Ubiquitin-protein ligase or UBE3A, is the 15th of 23 human chromosomes found in our sex cells. When sperm and egg recombine, each body cell will incorporate all 46 chromosomes.
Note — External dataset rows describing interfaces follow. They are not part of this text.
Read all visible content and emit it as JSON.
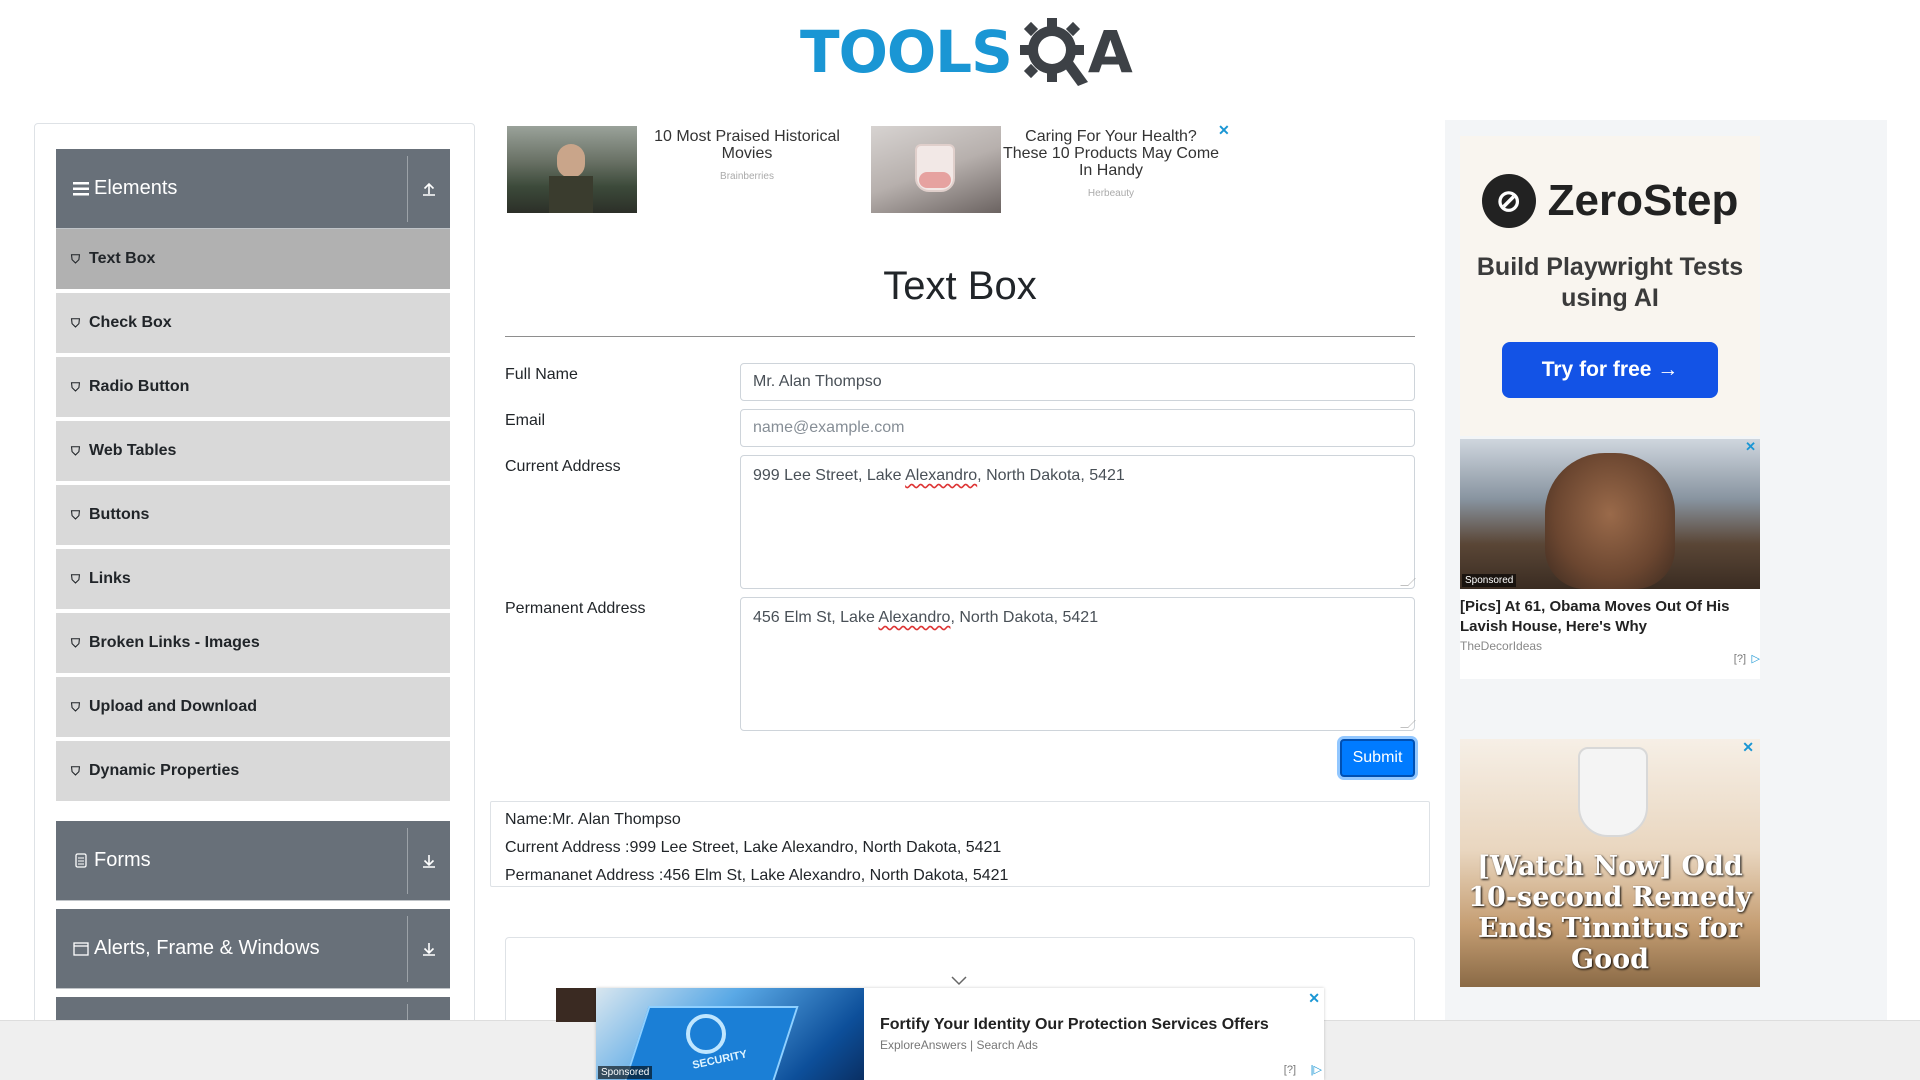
{
  "logo": {
    "text_left": "TOOLS",
    "text_right": "A",
    "brand_color": "#1a96d4"
  },
  "sidebar": {
    "groups": [
      {
        "label": "Elements",
        "icon": "hamburger-icon",
        "arrow": "collapse-arrow-icon"
      },
      {
        "label": "Forms",
        "icon": "document-icon",
        "arrow": "expand-arrow-icon"
      },
      {
        "label": "Alerts, Frame & Windows",
        "icon": "window-icon",
        "arrow": "expand-arrow-icon"
      }
    ],
    "items": [
      {
        "label": "Text Box",
        "active": true
      },
      {
        "label": "Check Box"
      },
      {
        "label": "Radio Button"
      },
      {
        "label": "Web Tables"
      },
      {
        "label": "Buttons"
      },
      {
        "label": "Links"
      },
      {
        "label": "Broken Links - Images"
      },
      {
        "label": "Upload and Download"
      },
      {
        "label": "Dynamic Properties"
      }
    ]
  },
  "top_ads": [
    {
      "title": "10 Most Praised Historical Movies",
      "source": "Brainberries"
    },
    {
      "title": "Caring For Your Health? These 10 Products May Come In Handy",
      "source": "Herbeauty"
    }
  ],
  "main": {
    "title": "Text Box",
    "form": {
      "full_name_label": "Full Name",
      "full_name_value": "Mr. Alan Thompso",
      "email_label": "Email",
      "email_placeholder": "name@example.com",
      "current_address_label": "Current Address",
      "current_address_value": {
        "before": "999 Lee Street, Lake ",
        "underlined": "Alexandro",
        "after": ", North Dakota, 5421"
      },
      "permanent_address_label": "Permanent Address",
      "permanent_address_value": {
        "before": "456 Elm St, Lake ",
        "underlined": "Alexandro",
        "after": ", North Dakota, 5421"
      },
      "submit_label": "Submit"
    },
    "output": {
      "name": "Name:Mr. Alan Thompso",
      "current_address": "Current Address :999 Lee Street, Lake Alexandro, North Dakota, 5421",
      "permanent_address": "Permananet Address :456 Elm St, Lake Alexandro, North Dakota, 5421"
    }
  },
  "right_ads": {
    "zerostep": {
      "brand": "ZeroStep",
      "tagline": "Build Playwright Tests using AI",
      "cta": "Try for free →"
    },
    "obama": {
      "sponsored": "Sponsored",
      "title": "[Pics] At 61, Obama Moves Out Of His Lavish House, Here's Why",
      "source": "TheDecorIdeas",
      "adchoice": "[?]"
    },
    "remedy": {
      "text": "[Watch Now] Odd 10-second Remedy Ends Tinnitus for Good"
    }
  },
  "bottom_ad": {
    "sponsored": "Sponsored",
    "image_text": "SECURITY",
    "title": "Fortify Your Identity Our Protection Services Offers",
    "source": "ExploreAnswers | Search Ads",
    "adchoice": "[?]"
  }
}
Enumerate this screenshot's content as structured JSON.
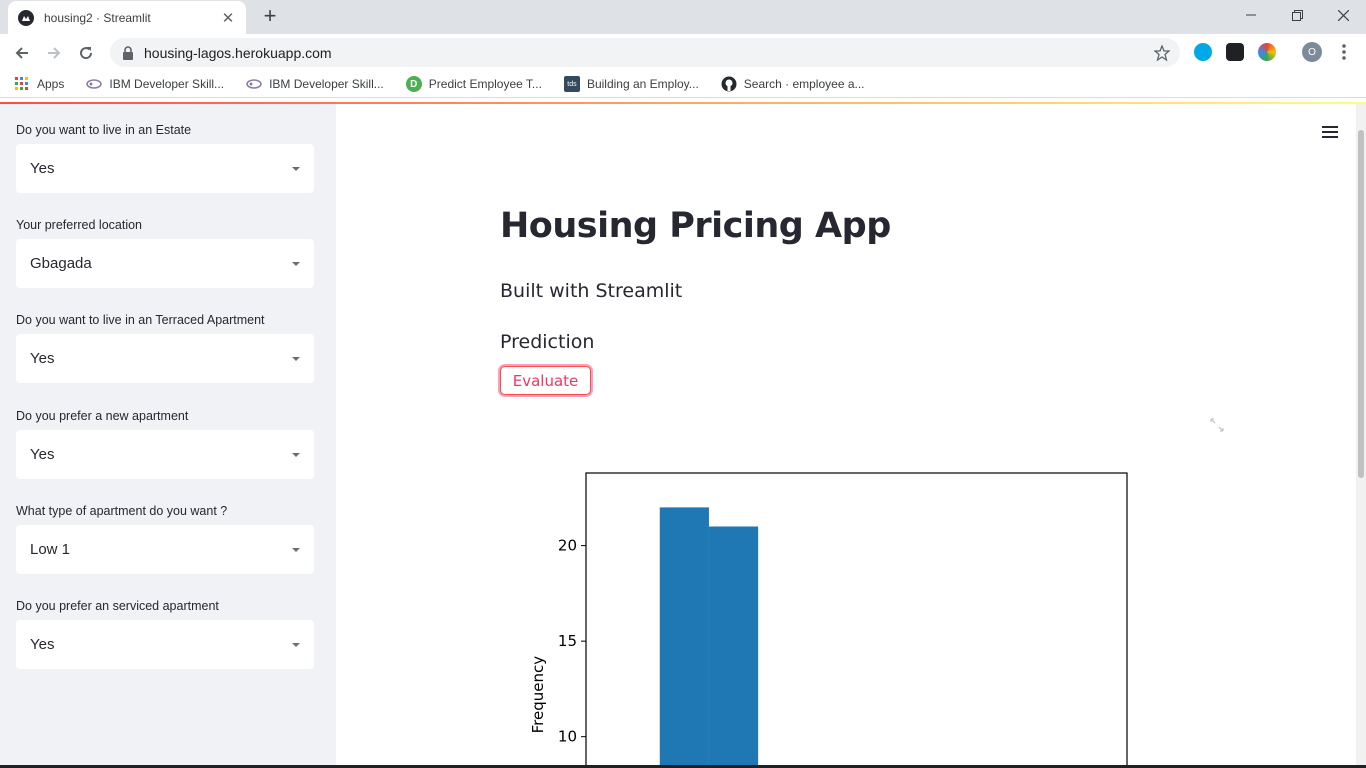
{
  "browser": {
    "tab_title": "housing2 · Streamlit",
    "url": "housing-lagos.herokuapp.com",
    "profile_initial": "O",
    "bookmarks": [
      {
        "label": "Apps",
        "icon": "apps-grid-icon"
      },
      {
        "label": "IBM Developer Skill...",
        "icon": "ibm-skills-icon"
      },
      {
        "label": "IBM Developer Skill...",
        "icon": "ibm-skills-icon"
      },
      {
        "label": "Predict Employee T...",
        "icon": "d-badge-icon"
      },
      {
        "label": "Building an Employ...",
        "icon": "tds-icon"
      },
      {
        "label": "Search · employee a...",
        "icon": "github-icon"
      }
    ]
  },
  "sidebar": {
    "fields": [
      {
        "label": "Do you want to live in an Estate",
        "value": "Yes"
      },
      {
        "label": "Your preferred location",
        "value": "Gbagada"
      },
      {
        "label": "Do you want to live in an Terraced Apartment",
        "value": "Yes"
      },
      {
        "label": "Do you prefer a new apartment",
        "value": "Yes"
      },
      {
        "label": "What type of apartment do you want ?",
        "value": "Low 1"
      },
      {
        "label": "Do you prefer an serviced apartment",
        "value": "Yes"
      }
    ]
  },
  "main": {
    "title": "Housing Pricing App",
    "subtitle": "Built with Streamlit",
    "section_title": "Prediction",
    "evaluate_label": "Evaluate"
  },
  "colors": {
    "accent": "#f63366",
    "bar": "#1f77b4",
    "sidebar_bg": "#f0f2f6"
  },
  "chart_data": {
    "type": "bar",
    "title": "",
    "xlabel": "",
    "ylabel": "Frequency",
    "yticks": [
      10,
      15,
      20
    ],
    "visible_ylim": [
      8.1,
      23.8
    ],
    "bars": [
      {
        "x_start": 0,
        "x_end": 1,
        "value": 22
      },
      {
        "x_start": 1,
        "x_end": 2,
        "value": 21
      }
    ],
    "xlim": [
      -1.5,
      9.5
    ]
  }
}
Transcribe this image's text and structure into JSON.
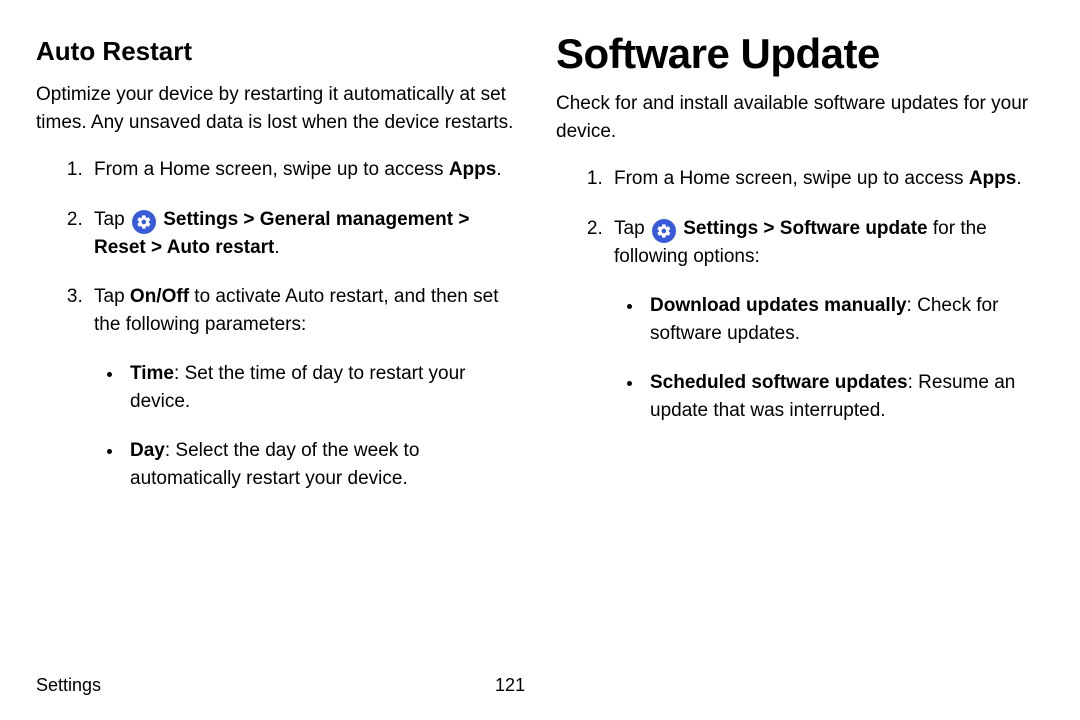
{
  "left": {
    "heading": "Auto Restart",
    "intro": "Optimize your device by restarting it automatically at set times. Any unsaved data is lost when the device restarts.",
    "step1_prefix": "From a Home screen, swipe up to access ",
    "step1_bold": "Apps",
    "step1_suffix": ".",
    "step2_tap": "Tap ",
    "step2_path_bold": "Settings > General management > Reset > Auto restart",
    "step2_suffix": ".",
    "step3_tap": "Tap ",
    "step3_bold": "On/Off",
    "step3_rest": " to activate Auto restart, and then set the following parameters:",
    "bullet1_bold": "Time",
    "bullet1_rest": ": Set the time of day to restart your device.",
    "bullet2_bold": "Day",
    "bullet2_rest": ": Select the day of the week to automatically restart your device."
  },
  "right": {
    "chapter": "Software Update",
    "intro": "Check for and install available software updates for your device.",
    "step1_prefix": "From a Home screen, swipe up to access ",
    "step1_bold": "Apps",
    "step1_suffix": ".",
    "step2_tap": "Tap ",
    "step2_path_bold": "Settings > Software update",
    "step2_rest": " for the following options:",
    "bullet1_bold": "Download updates manually",
    "bullet1_rest": ": Check for software updates.",
    "bullet2_bold": "Scheduled software updates",
    "bullet2_rest": ": Resume an update that was interrupted."
  },
  "footer": {
    "section": "Settings",
    "page": "121"
  }
}
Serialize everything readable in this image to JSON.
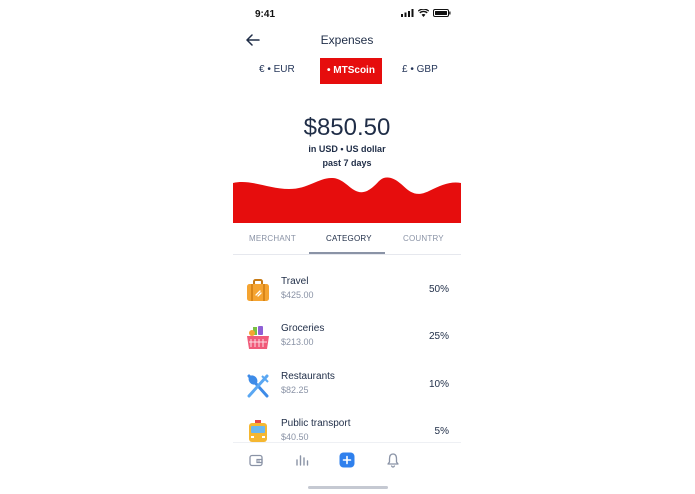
{
  "status": {
    "time": "9:41"
  },
  "header": {
    "title": "Expenses"
  },
  "currencies": [
    {
      "label": "€ • EUR"
    },
    {
      "label": "• MTScoin",
      "active": true
    },
    {
      "label": "£ • GBP"
    }
  ],
  "summary": {
    "amount": "$850.50",
    "unit": "in USD • US dollar",
    "period": "past 7 days"
  },
  "tabs": [
    {
      "label": "MERCHANT"
    },
    {
      "label": "CATEGORY",
      "active": true
    },
    {
      "label": "COUNTRY"
    }
  ],
  "categories": [
    {
      "icon": "suitcase-icon",
      "name": "Travel",
      "amount": "$425.00",
      "percent": "50%"
    },
    {
      "icon": "basket-icon",
      "name": "Groceries",
      "amount": "$213.00",
      "percent": "25%"
    },
    {
      "icon": "utensils-icon",
      "name": "Restaurants",
      "amount": "$82.25",
      "percent": "10%"
    },
    {
      "icon": "bus-icon",
      "name": "Public transport",
      "amount": "$40.50",
      "percent": "5%"
    }
  ],
  "tabbar": [
    {
      "icon": "wallet-icon"
    },
    {
      "icon": "chart-icon"
    },
    {
      "icon": "add-icon"
    },
    {
      "icon": "bell-icon"
    }
  ],
  "colors": {
    "accent": "#e60d0d",
    "primary": "#1f2d47",
    "muted": "#8a93a6",
    "fab": "#2f80ed"
  }
}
Image credit: Wikipedia


Phospholid by Wikipedia